What the task requires:
Leave out the pictures and restate every entry word for word.

Element data from apps and pages:
= Beginning of Section =

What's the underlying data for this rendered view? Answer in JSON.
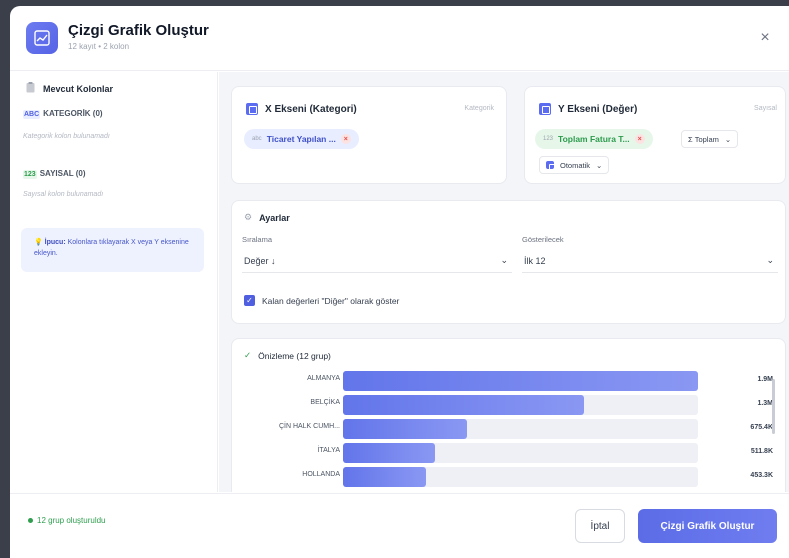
{
  "header": {
    "title": "Çizgi Grafik Oluştur",
    "subtitle": "12 kayıt • 2 kolon",
    "close_label": "×"
  },
  "sidebar": {
    "title": "Mevcut Kolonlar",
    "categorical": {
      "badge": "ABC",
      "label": "KATEGORİK (0)",
      "empty": "Kategorik kolon bulunamadı"
    },
    "numeric": {
      "badge": "123",
      "label": "SAYISAL (0)",
      "empty": "Sayısal kolon bulunamadı"
    },
    "tip": {
      "bold": "İpucu:",
      "text": " Kolonlara tıklayarak X veya Y eksenine ekleyin."
    }
  },
  "x_axis": {
    "title": "X Ekseni (Kategori)",
    "tag": "Kategorik",
    "chip_prefix": "abc",
    "chip_label": "Ticaret Yapılan ..."
  },
  "y_axis": {
    "title": "Y Ekseni (Değer)",
    "tag": "Sayısal",
    "chip_prefix": "123",
    "chip_label": "Toplam Fatura T...",
    "aggregate": "Σ Toplam",
    "scale": "Otomatik"
  },
  "settings": {
    "title": "Ayarlar",
    "sort_label": "Sıralama",
    "sort_value": "Değer ↓",
    "show_label": "Gösterilecek",
    "show_value": "İlk 12",
    "others_label": "Kalan değerleri \"Diğer\" olarak göster",
    "others_checked": true
  },
  "preview": {
    "title": "Önizleme (12 grup)",
    "rows": [
      {
        "label": "ALMANYA",
        "value": "1.9M",
        "fraction": 1.0
      },
      {
        "label": "BELÇİKA",
        "value": "1.3M",
        "fraction": 0.68
      },
      {
        "label": "ÇİN HALK CUMH...",
        "value": "675.4K",
        "fraction": 0.35
      },
      {
        "label": "İTALYA",
        "value": "511.8K",
        "fraction": 0.26
      },
      {
        "label": "HOLLANDA",
        "value": "453.3K",
        "fraction": 0.235
      }
    ]
  },
  "footer": {
    "status": "12 grup oluşturuldu",
    "cancel_label": "İptal",
    "submit_label": "Çizgi Grafik Oluştur"
  },
  "colors": {
    "accent": "#5b6ce6",
    "success": "#2f9e4f",
    "danger": "#e14b4b"
  }
}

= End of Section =

Task response:
What's the underlying data for this rendered view? Answer in JSON.
{
  "header": {
    "title": "Çizgi Grafik Oluştur",
    "subtitle": "12 kayıt • 2 kolon",
    "close_label": "×"
  },
  "sidebar": {
    "title": "Mevcut Kolonlar",
    "categorical": {
      "badge": "ABC",
      "label": "KATEGORİK (0)",
      "empty": "Kategorik kolon bulunamadı"
    },
    "numeric": {
      "badge": "123",
      "label": "SAYISAL (0)",
      "empty": "Sayısal kolon bulunamadı"
    },
    "tip": {
      "bold": "İpucu:",
      "text": " Kolonlara tıklayarak X veya Y eksenine ekleyin."
    }
  },
  "x_axis": {
    "title": "X Ekseni (Kategori)",
    "tag": "Kategorik",
    "chip_prefix": "abc",
    "chip_label": "Ticaret Yapılan ..."
  },
  "y_axis": {
    "title": "Y Ekseni (Değer)",
    "tag": "Sayısal",
    "chip_prefix": "123",
    "chip_label": "Toplam Fatura T...",
    "aggregate": "Σ Toplam",
    "scale": "Otomatik"
  },
  "settings": {
    "title": "Ayarlar",
    "sort_label": "Sıralama",
    "sort_value": "Değer ↓",
    "show_label": "Gösterilecek",
    "show_value": "İlk 12",
    "others_label": "Kalan değerleri \"Diğer\" olarak göster",
    "others_checked": true
  },
  "preview": {
    "title": "Önizleme (12 grup)",
    "rows": [
      {
        "label": "ALMANYA",
        "value": "1.9M",
        "fraction": 1.0
      },
      {
        "label": "BELÇİKA",
        "value": "1.3M",
        "fraction": 0.68
      },
      {
        "label": "ÇİN HALK CUMH...",
        "value": "675.4K",
        "fraction": 0.35
      },
      {
        "label": "İTALYA",
        "value": "511.8K",
        "fraction": 0.26
      },
      {
        "label": "HOLLANDA",
        "value": "453.3K",
        "fraction": 0.235
      }
    ]
  },
  "footer": {
    "status": "12 grup oluşturuldu",
    "cancel_label": "İptal",
    "submit_label": "Çizgi Grafik Oluştur"
  },
  "colors": {
    "accent": "#5b6ce6",
    "success": "#2f9e4f",
    "danger": "#e14b4b"
  }
}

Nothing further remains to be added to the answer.